What to work on:
The full set of records must be printed exactly as given.

------------------------------------

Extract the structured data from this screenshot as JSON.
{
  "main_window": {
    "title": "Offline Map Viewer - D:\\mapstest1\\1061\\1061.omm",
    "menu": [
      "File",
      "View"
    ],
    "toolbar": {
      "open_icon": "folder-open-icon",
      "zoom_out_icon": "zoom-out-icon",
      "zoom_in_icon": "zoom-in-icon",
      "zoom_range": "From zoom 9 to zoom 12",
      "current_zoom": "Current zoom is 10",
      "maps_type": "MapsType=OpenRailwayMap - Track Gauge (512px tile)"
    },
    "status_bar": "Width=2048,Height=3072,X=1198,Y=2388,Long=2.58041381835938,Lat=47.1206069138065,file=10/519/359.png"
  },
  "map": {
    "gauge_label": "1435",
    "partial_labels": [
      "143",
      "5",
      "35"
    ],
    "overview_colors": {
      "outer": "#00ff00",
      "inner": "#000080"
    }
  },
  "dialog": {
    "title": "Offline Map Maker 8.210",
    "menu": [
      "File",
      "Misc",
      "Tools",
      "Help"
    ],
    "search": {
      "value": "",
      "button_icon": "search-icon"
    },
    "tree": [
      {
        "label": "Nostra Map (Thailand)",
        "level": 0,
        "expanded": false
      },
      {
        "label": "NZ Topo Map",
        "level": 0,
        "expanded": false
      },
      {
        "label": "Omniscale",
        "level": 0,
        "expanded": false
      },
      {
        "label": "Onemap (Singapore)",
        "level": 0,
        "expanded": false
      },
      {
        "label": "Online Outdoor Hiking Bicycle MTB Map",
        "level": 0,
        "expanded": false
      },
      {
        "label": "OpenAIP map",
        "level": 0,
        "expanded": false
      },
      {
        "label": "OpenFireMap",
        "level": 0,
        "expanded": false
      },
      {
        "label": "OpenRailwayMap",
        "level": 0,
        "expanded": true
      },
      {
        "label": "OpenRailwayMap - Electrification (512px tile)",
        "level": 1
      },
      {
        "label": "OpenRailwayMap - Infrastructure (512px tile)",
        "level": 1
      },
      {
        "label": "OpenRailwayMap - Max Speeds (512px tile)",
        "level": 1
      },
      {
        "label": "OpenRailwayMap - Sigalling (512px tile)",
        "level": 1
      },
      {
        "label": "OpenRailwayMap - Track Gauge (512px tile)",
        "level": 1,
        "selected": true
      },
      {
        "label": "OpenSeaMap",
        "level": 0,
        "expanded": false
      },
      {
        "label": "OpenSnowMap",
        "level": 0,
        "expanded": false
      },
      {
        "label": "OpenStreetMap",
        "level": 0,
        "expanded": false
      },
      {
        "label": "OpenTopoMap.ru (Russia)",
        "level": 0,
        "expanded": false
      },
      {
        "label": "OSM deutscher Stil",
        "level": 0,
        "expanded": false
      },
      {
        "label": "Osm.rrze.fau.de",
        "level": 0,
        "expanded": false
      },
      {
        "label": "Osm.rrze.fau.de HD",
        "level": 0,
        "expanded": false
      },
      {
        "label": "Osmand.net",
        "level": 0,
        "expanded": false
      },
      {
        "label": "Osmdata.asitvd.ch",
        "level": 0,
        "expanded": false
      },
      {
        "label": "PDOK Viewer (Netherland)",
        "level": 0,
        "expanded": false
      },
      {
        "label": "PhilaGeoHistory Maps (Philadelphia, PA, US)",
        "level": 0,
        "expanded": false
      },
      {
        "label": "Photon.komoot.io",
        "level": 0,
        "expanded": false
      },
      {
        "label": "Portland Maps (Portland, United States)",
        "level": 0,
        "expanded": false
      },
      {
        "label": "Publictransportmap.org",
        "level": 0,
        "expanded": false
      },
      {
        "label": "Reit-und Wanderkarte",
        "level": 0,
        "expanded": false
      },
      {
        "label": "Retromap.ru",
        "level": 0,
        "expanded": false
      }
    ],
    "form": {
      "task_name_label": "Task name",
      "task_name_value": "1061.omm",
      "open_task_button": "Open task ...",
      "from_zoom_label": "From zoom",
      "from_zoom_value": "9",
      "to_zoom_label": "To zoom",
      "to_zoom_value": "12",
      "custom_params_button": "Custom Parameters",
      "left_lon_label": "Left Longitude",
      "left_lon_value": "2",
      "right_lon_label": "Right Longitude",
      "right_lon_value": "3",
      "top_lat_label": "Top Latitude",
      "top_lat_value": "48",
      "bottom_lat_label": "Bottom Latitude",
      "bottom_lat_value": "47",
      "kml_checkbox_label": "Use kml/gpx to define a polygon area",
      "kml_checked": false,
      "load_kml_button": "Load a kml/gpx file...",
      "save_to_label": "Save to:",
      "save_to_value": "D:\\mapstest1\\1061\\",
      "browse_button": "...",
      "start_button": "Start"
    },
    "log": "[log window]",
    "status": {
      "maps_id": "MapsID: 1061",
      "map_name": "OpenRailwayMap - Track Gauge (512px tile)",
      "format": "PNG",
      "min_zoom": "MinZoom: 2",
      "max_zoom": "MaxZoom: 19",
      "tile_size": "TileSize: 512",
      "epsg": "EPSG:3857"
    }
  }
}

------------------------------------

Your solution:
Extract the structured data from this screenshot as JSON.
{
  "main_window": {
    "title": "Offline Map Viewer - D:\\mapstest1\\1061\\1061.omm",
    "menu": [
      "File",
      "View"
    ],
    "toolbar": {
      "open_icon": "folder-open-icon",
      "zoom_out_icon": "zoom-out-icon",
      "zoom_in_icon": "zoom-in-icon",
      "zoom_range": "From zoom 9 to zoom 12",
      "current_zoom": "Current zoom is 10",
      "maps_type": "MapsType=OpenRailwayMap - Track Gauge (512px tile)"
    },
    "status_bar": "Width=2048,Height=3072,X=1198,Y=2388,Long=2.58041381835938,Lat=47.1206069138065,file=10/519/359.png"
  },
  "map": {
    "gauge_label": "1435",
    "partial_labels": [
      "143",
      "5",
      "35"
    ],
    "overview_colors": {
      "outer": "#00ff00",
      "inner": "#000080"
    }
  },
  "dialog": {
    "title": "Offline Map Maker 8.210",
    "menu": [
      "File",
      "Misc",
      "Tools",
      "Help"
    ],
    "search": {
      "value": "",
      "button_icon": "search-icon"
    },
    "tree": [
      {
        "label": "Nostra Map (Thailand)",
        "level": 0,
        "expanded": false
      },
      {
        "label": "NZ Topo Map",
        "level": 0,
        "expanded": false
      },
      {
        "label": "Omniscale",
        "level": 0,
        "expanded": false
      },
      {
        "label": "Onemap (Singapore)",
        "level": 0,
        "expanded": false
      },
      {
        "label": "Online Outdoor Hiking Bicycle MTB Map",
        "level": 0,
        "expanded": false
      },
      {
        "label": "OpenAIP map",
        "level": 0,
        "expanded": false
      },
      {
        "label": "OpenFireMap",
        "level": 0,
        "expanded": false
      },
      {
        "label": "OpenRailwayMap",
        "level": 0,
        "expanded": true
      },
      {
        "label": "OpenRailwayMap - Electrification (512px tile)",
        "level": 1
      },
      {
        "label": "OpenRailwayMap - Infrastructure (512px tile)",
        "level": 1
      },
      {
        "label": "OpenRailwayMap - Max Speeds (512px tile)",
        "level": 1
      },
      {
        "label": "OpenRailwayMap - Sigalling (512px tile)",
        "level": 1
      },
      {
        "label": "OpenRailwayMap - Track Gauge (512px tile)",
        "level": 1,
        "selected": true
      },
      {
        "label": "OpenSeaMap",
        "level": 0,
        "expanded": false
      },
      {
        "label": "OpenSnowMap",
        "level": 0,
        "expanded": false
      },
      {
        "label": "OpenStreetMap",
        "level": 0,
        "expanded": false
      },
      {
        "label": "OpenTopoMap.ru (Russia)",
        "level": 0,
        "expanded": false
      },
      {
        "label": "OSM deutscher Stil",
        "level": 0,
        "expanded": false
      },
      {
        "label": "Osm.rrze.fau.de",
        "level": 0,
        "expanded": false
      },
      {
        "label": "Osm.rrze.fau.de HD",
        "level": 0,
        "expanded": false
      },
      {
        "label": "Osmand.net",
        "level": 0,
        "expanded": false
      },
      {
        "label": "Osmdata.asitvd.ch",
        "level": 0,
        "expanded": false
      },
      {
        "label": "PDOK Viewer (Netherland)",
        "level": 0,
        "expanded": false
      },
      {
        "label": "PhilaGeoHistory Maps (Philadelphia, PA, US)",
        "level": 0,
        "expanded": false
      },
      {
        "label": "Photon.komoot.io",
        "level": 0,
        "expanded": false
      },
      {
        "label": "Portland Maps (Portland, United States)",
        "level": 0,
        "expanded": false
      },
      {
        "label": "Publictransportmap.org",
        "level": 0,
        "expanded": false
      },
      {
        "label": "Reit-und Wanderkarte",
        "level": 0,
        "expanded": false
      },
      {
        "label": "Retromap.ru",
        "level": 0,
        "expanded": false
      }
    ],
    "form": {
      "task_name_label": "Task name",
      "task_name_value": "1061.omm",
      "open_task_button": "Open task ...",
      "from_zoom_label": "From zoom",
      "from_zoom_value": "9",
      "to_zoom_label": "To zoom",
      "to_zoom_value": "12",
      "custom_params_button": "Custom Parameters",
      "left_lon_label": "Left Longitude",
      "left_lon_value": "2",
      "right_lon_label": "Right Longitude",
      "right_lon_value": "3",
      "top_lat_label": "Top Latitude",
      "top_lat_value": "48",
      "bottom_lat_label": "Bottom Latitude",
      "bottom_lat_value": "47",
      "kml_checkbox_label": "Use kml/gpx to define a polygon area",
      "kml_checked": false,
      "load_kml_button": "Load a kml/gpx file...",
      "save_to_label": "Save to:",
      "save_to_value": "D:\\mapstest1\\1061\\",
      "browse_button": "...",
      "start_button": "Start"
    },
    "log": "[log window]",
    "status": {
      "maps_id": "MapsID: 1061",
      "map_name": "OpenRailwayMap - Track Gauge (512px tile)",
      "format": "PNG",
      "min_zoom": "MinZoom: 2",
      "max_zoom": "MaxZoom: 19",
      "tile_size": "TileSize: 512",
      "epsg": "EPSG:3857"
    }
  }
}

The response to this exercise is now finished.